Exercise = A single number is the whole answer: the count of lines in the records where "instrumental" occurs.

Dataset rows describing interfaces
- - - - - - -
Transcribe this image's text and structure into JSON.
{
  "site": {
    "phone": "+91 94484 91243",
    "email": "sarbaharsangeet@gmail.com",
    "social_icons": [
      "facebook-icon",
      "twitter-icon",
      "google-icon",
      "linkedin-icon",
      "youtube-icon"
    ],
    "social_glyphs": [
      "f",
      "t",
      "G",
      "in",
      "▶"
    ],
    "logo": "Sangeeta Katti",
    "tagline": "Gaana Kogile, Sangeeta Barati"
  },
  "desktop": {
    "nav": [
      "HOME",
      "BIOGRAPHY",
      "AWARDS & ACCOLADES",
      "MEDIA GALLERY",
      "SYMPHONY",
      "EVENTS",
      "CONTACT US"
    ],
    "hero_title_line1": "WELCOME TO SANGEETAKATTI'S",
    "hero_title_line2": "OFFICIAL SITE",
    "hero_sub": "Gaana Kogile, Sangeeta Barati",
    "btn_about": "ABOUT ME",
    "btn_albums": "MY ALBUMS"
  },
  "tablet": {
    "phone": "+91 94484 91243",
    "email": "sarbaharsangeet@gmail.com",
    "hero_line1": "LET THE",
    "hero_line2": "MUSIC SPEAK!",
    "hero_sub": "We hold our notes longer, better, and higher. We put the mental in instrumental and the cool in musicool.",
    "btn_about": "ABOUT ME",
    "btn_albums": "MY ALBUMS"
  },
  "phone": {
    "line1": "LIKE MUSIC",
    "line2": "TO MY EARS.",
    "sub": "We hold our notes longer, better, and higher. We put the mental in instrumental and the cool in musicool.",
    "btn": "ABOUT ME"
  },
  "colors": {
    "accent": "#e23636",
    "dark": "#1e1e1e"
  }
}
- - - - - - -
Result of the exercise = 2